● **Required action**: In the entries below, find the lines that contain the word "JSON" and copy them.

● **Provided records**:
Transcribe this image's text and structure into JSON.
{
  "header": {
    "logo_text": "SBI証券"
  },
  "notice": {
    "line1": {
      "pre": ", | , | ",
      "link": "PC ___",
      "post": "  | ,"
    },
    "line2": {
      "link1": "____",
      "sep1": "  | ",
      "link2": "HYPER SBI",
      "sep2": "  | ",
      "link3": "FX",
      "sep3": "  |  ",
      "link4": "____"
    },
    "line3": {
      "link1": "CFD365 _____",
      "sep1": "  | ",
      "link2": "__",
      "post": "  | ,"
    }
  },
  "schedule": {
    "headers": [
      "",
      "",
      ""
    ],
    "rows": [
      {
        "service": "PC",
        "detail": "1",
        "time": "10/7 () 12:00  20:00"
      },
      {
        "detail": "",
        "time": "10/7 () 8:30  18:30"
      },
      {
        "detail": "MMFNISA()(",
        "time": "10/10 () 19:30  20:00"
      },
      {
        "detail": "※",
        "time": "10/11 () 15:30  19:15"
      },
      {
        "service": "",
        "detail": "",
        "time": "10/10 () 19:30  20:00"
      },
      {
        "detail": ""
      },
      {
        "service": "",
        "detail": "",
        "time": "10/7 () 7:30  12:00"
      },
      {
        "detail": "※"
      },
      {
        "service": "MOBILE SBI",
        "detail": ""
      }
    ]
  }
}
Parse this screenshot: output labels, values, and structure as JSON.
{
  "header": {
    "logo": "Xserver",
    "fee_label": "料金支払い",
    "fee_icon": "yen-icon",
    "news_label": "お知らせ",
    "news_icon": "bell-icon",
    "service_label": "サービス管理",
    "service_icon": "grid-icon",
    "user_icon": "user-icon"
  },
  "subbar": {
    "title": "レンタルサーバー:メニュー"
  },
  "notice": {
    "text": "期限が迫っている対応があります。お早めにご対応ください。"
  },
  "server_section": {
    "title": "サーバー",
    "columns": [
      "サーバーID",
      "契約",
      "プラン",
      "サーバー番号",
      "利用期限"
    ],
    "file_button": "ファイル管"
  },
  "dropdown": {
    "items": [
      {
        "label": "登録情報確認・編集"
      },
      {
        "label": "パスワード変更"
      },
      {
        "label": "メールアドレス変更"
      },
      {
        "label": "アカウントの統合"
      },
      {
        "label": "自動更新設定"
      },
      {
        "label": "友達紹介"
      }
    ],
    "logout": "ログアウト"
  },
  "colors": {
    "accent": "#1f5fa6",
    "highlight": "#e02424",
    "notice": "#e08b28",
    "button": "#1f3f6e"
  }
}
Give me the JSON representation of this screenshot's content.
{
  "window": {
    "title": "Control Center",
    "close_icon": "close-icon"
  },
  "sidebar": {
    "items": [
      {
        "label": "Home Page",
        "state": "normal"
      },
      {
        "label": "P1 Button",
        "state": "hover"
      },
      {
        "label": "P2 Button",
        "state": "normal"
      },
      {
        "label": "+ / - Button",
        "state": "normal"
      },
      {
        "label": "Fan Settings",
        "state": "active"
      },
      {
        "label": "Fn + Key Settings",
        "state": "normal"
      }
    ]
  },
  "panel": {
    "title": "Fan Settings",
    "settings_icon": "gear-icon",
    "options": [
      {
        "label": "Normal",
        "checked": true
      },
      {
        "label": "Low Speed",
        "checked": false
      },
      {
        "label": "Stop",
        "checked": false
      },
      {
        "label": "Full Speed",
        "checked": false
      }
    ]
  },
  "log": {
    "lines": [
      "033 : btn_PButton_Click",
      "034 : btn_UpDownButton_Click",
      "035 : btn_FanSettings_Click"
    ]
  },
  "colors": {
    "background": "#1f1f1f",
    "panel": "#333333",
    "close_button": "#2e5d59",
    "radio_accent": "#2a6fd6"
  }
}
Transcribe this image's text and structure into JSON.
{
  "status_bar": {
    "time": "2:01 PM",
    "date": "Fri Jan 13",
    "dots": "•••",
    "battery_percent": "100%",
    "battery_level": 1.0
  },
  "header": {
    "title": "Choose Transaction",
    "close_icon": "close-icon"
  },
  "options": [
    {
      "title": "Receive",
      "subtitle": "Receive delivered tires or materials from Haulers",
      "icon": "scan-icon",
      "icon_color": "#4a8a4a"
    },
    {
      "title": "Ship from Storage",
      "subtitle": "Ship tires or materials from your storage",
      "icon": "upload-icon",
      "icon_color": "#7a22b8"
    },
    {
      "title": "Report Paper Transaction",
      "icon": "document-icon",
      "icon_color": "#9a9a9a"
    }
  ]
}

● **Exercise answer**:
Transcribe this image's text and structure into JSON.
Parse this screenshot: output labels, values, and structure as JSON.
Give me the JSON representation of this screenshot's content.
Transcribe this image's text and structure into JSON.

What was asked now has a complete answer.